- _Prompt_:
Please write out the listing exactly, with nothing altered.

- _Extracted information_:

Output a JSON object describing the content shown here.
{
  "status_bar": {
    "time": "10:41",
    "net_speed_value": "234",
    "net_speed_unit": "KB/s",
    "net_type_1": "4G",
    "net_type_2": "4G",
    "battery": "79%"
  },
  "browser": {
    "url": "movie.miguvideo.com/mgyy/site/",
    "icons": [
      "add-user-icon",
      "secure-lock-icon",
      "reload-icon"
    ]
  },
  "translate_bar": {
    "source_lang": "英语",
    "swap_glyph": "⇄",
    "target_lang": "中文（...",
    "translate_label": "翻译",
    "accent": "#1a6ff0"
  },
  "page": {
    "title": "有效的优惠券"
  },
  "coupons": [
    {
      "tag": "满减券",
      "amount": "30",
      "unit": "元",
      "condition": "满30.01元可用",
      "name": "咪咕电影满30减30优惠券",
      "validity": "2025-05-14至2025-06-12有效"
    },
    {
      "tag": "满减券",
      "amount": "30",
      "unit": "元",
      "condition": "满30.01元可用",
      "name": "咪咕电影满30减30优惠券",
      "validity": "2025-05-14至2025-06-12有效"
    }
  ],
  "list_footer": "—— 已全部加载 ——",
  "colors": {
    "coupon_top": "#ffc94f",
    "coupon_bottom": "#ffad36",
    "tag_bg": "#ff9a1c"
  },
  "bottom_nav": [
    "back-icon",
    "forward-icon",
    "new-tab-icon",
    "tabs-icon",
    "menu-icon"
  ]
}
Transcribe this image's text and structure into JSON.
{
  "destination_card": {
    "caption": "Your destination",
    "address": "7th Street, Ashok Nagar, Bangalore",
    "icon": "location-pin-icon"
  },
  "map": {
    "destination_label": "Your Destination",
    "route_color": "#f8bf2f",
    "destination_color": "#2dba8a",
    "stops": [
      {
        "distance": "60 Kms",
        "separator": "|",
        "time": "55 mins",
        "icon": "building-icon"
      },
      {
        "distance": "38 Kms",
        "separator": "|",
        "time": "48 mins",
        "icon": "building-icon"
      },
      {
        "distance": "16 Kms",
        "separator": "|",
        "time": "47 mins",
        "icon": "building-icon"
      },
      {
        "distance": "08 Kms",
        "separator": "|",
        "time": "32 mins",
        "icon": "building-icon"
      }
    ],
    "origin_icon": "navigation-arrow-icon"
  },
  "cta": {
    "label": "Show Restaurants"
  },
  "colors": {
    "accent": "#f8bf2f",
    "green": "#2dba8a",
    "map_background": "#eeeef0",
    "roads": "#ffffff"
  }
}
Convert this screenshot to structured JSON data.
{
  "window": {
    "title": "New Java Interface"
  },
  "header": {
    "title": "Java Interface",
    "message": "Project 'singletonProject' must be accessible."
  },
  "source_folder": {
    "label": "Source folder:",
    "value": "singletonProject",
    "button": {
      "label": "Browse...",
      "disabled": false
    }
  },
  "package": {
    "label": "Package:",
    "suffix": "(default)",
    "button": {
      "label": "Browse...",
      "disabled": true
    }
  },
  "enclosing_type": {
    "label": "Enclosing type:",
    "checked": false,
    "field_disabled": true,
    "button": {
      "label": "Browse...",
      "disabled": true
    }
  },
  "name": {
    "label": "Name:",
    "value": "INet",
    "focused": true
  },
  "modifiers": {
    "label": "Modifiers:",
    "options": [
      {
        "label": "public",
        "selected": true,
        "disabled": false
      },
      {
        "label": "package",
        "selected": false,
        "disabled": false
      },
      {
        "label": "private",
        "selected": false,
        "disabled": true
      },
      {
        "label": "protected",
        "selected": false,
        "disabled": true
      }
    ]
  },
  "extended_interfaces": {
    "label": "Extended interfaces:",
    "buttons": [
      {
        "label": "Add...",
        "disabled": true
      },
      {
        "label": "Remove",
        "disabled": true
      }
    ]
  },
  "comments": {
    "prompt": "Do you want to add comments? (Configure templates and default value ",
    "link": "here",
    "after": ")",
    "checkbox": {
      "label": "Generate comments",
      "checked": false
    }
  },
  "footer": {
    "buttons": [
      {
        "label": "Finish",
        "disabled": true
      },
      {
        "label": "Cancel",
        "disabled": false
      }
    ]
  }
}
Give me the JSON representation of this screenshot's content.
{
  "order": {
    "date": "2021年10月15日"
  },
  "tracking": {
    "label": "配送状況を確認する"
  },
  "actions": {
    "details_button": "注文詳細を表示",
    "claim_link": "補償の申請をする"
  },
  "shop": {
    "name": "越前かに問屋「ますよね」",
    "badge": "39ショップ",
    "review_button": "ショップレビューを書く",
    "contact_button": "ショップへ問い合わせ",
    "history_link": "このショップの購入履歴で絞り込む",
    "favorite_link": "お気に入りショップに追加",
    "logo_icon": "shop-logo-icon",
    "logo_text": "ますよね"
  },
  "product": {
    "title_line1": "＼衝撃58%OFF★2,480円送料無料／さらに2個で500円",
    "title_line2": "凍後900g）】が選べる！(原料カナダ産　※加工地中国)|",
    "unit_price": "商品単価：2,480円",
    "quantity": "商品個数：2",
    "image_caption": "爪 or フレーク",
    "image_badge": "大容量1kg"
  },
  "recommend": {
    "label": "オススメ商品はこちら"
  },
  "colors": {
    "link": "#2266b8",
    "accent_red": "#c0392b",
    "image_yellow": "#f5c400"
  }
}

- _Answer for this exercise_:
Output a JSON object describing the content shown here.
{
  "status_bar": {
    "time": "10:41",
    "net_speed_value": "234",
    "net_speed_unit": "KB/s",
    "net_type_1": "4G",
    "net_type_2": "4G",
    "battery": "79%"
  },
  "browser": {
    "url": "movie.miguvideo.com/mgyy/site/",
    "icons": [
      "add-user-icon",
      "secure-lock-icon",
      "reload-icon"
    ]
  },
  "translate_bar": {
    "source_lang": "英语",
    "swap_glyph": "⇄",
    "target_lang": "中文（...",
    "translate_label": "翻译",
    "accent": "#1a6ff0"
  },
  "page": {
    "title": "有效的优惠券"
  },
  "coupons": [
    {
      "tag": "满减券",
      "amount": "30",
      "unit": "元",
      "condition": "满30.01元可用",
      "name": "咪咕电影满30减30优惠券",
      "validity": "2025-05-14至2025-06-12有效"
    },
    {
      "tag": "满减券",
      "amount": "30",
      "unit": "元",
      "condition": "满30.01元可用",
      "name": "咪咕电影满30减30优惠券",
      "validity": "2025-05-14至2025-06-12有效"
    }
  ],
  "list_footer": "—— 已全部加载 ——",
  "colors": {
    "coupon_top": "#ffc94f",
    "coupon_bottom": "#ffad36",
    "tag_bg": "#ff9a1c"
  },
  "bottom_nav": [
    "back-icon",
    "forward-icon",
    "new-tab-icon",
    "tabs-icon",
    "menu-icon"
  ]
}
Transcribe this image's text and structure into JSON.
{
  "destination_card": {
    "caption": "Your destination",
    "address": "7th Street, Ashok Nagar, Bangalore",
    "icon": "location-pin-icon"
  },
  "map": {
    "destination_label": "Your Destination",
    "route_color": "#f8bf2f",
    "destination_color": "#2dba8a",
    "stops": [
      {
        "distance": "60 Kms",
        "separator": "|",
        "time": "55 mins",
        "icon": "building-icon"
      },
      {
        "distance": "38 Kms",
        "separator": "|",
        "time": "48 mins",
        "icon": "building-icon"
      },
      {
        "distance": "16 Kms",
        "separator": "|",
        "time": "47 mins",
        "icon": "building-icon"
      },
      {
        "distance": "08 Kms",
        "separator": "|",
        "time": "32 mins",
        "icon": "building-icon"
      }
    ],
    "origin_icon": "navigation-arrow-icon"
  },
  "cta": {
    "label": "Show Restaurants"
  },
  "colors": {
    "accent": "#f8bf2f",
    "green": "#2dba8a",
    "map_background": "#eeeef0",
    "roads": "#ffffff"
  }
}
Convert this screenshot to structured JSON data.
{
  "window": {
    "title": "New Java Interface"
  },
  "header": {
    "title": "Java Interface",
    "message": "Project 'singletonProject' must be accessible."
  },
  "source_folder": {
    "label": "Source folder:",
    "value": "singletonProject",
    "button": {
      "label": "Browse...",
      "disabled": false
    }
  },
  "package": {
    "label": "Package:",
    "suffix": "(default)",
    "button": {
      "label": "Browse...",
      "disabled": true
    }
  },
  "enclosing_type": {
    "label": "Enclosing type:",
    "checked": false,
    "field_disabled": true,
    "button": {
      "label": "Browse...",
      "disabled": true
    }
  },
  "name": {
    "label": "Name:",
    "value": "INet",
    "focused": true
  },
  "modifiers": {
    "label": "Modifiers:",
    "options": [
      {
        "label": "public",
        "selected": true,
        "disabled": false
      },
      {
        "label": "package",
        "selected": false,
        "disabled": false
      },
      {
        "label": "private",
        "selected": false,
        "disabled": true
      },
      {
        "label": "protected",
        "selected": false,
        "disabled": true
      }
    ]
  },
  "extended_interfaces": {
    "label": "Extended interfaces:",
    "buttons": [
      {
        "label": "Add...",
        "disabled": true
      },
      {
        "label": "Remove",
        "disabled": true
      }
    ]
  },
  "comments": {
    "prompt": "Do you want to add comments? (Configure templates and default value ",
    "link": "here",
    "after": ")",
    "checkbox": {
      "label": "Generate comments",
      "checked": false
    }
  },
  "footer": {
    "buttons": [
      {
        "label": "Finish",
        "disabled": true
      },
      {
        "label": "Cancel",
        "disabled": false
      }
    ]
  }
}
Give me the JSON representation of this screenshot's content.
{
  "order": {
    "date": "2021年10月15日"
  },
  "tracking": {
    "label": "配送状況を確認する"
  },
  "actions": {
    "details_button": "注文詳細を表示",
    "claim_link": "補償の申請をする"
  },
  "shop": {
    "name": "越前かに問屋「ますよね」",
    "badge": "39ショップ",
    "review_button": "ショップレビューを書く",
    "contact_button": "ショップへ問い合わせ",
    "history_link": "このショップの購入履歴で絞り込む",
    "favorite_link": "お気に入りショップに追加",
    "logo_icon": "shop-logo-icon",
    "logo_text": "ますよね"
  },
  "product": {
    "title_line1": "＼衝撃58%OFF★2,480円送料無料／さらに2個で500円",
    "title_line2": "凍後900g）】が選べる！(原料カナダ産　※加工地中国)|",
    "unit_price": "商品単価：2,480円",
    "quantity": "商品個数：2",
    "image_caption": "爪 or フレーク",
    "image_badge": "大容量1kg"
  },
  "recommend": {
    "label": "オススメ商品はこちら"
  },
  "colors": {
    "link": "#2266b8",
    "accent_red": "#c0392b",
    "image_yellow": "#f5c400"
  }
}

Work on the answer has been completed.